External audits 

We contracted Cure53 with performing a security audit towards our VPN infrastructure between 3rd June 2024 and 14th June 2024, this is our fourth audit in total, second with Cure53.

We asked Cure53 to focus solely on one OpenVPN and one WireGuard server. The scope included paying attention to anything that would impact privacy alongside their regular white-box security testing. Cure53 were given access to both servers, as well as the Ansible code used to deploy them.

For this audit we deployed two VPN servers in our staging environment. Our staging environment is configured identically to production, bar that no customers connect to it, and the servers are virtual on hardware we own.

Cure53 found two issues, with one rated low, and one rated medium. The remainder were rated info. In the days following a debrief with Cure53, these issues were marked as resolved as they had been deployed to our customer-facing production environment. This has been reflected in their report.

Quoting the report

Cure53 concluded the audit by expressing that their “..overall verdict on the current security posture of the assessed items within the scope is very positive. The attention to detail and deliberate application of security concepts clearly indicate that the infrastructure team is highly knowledgeable about, and committed to sound security practices and awareness.“

Read the full audit report on Cure53’s website here.

Report notes and comments

MUL-04-004 WP1/2: LPE for user mullvad-local-checks to root (Low)

Cure53 recommended: aligning file ownership and process ownership, thereby preventing any owner boundaries from being breached.

Mullvad: the file permissions have been tightened, and the owner and group memberships have been changed appropriately.

MUL-04-005 WP1/2: User can hide from check-unauthorized-logins (Medium)

Cure53 recommended: adjusting the username regex to avoid matching substrings.

Mullvad: A change was applied to match exact usernames.

MUL-04-001 WP1/2 Superfluous sudo configuration for nonexistent group (Info)

Cure53 recommended: removing unnecessary sudo rules will fully mitigate this issue.
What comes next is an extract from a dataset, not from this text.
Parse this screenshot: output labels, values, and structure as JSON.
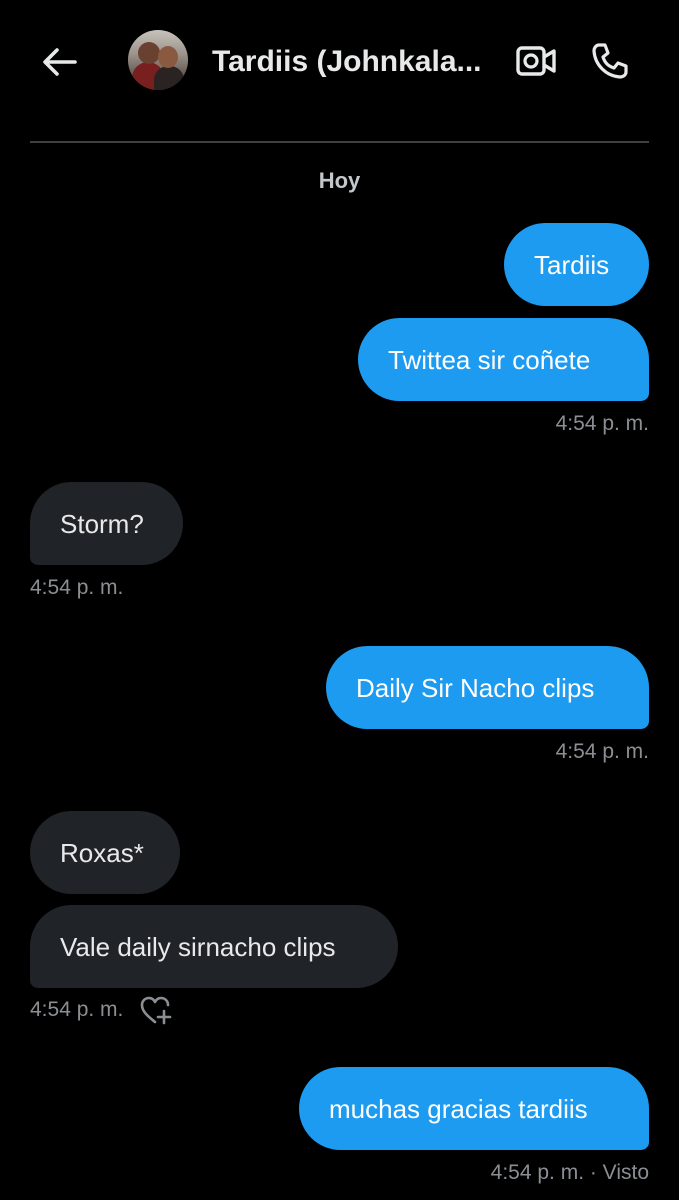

Keeping the number of sudo rules to a minimum helps maintain optimal oversight of systems, particularly security-critical subsystems like sudo configuration.

Mullvad: This leftover configuration was removed.

MUL-04-002 WP1/2 Ansible hardening suggestions (Info)

Cure53 recommended: “It is recommended to remove the Ansible playbooks and roles from the local system, and to ensure they are not cached during deployment.”

Mullvad: We clarified to Cure53 during our debrief session and in writing that our method of using Ansible is not to cache push-based deployments but rather so we can have a system to deal with scaling out our deployments. 

The main two issues that it solves for us are deployment time and continuosly asserting configuration state. We have modified the principles that ansible-pull is built on, to use a bespoke per-host configuration, similar to how other pull-based configuration management tools work. This ensures we only have secrets for the host itself, rather than for the entire inventory, which ansible-pull would store.

We accepted the risk during development regarding extra playbooks and roles. When migrating certain configurations on servers we apply a pre-deployment playbook, which runs migration tasks aimed at many server types. This playbook imports the roles associated with all applicable server types, and our ansible-local scripts will transfer all the roles listed in here, whether they are for the server in question or not.


Cure53 concluded their report by stating that they “..attempted to identify any potential methods by which a user's VPN traffic anonymity or integrity could be compromised. No such issues were found, and no vulnerabilities affecting the core product were detected.”

They also praised our security, by stating that “Mullvad's system includes a multitude of hardening features, and this is extremely positive. It also contributes to a robust security posture that mitigates many attack vectors.“

All changes have been applied, verified and deployed to our production servers. We will perform another audit on our VPN infrastructure in 2025.

For the universal right to privacy,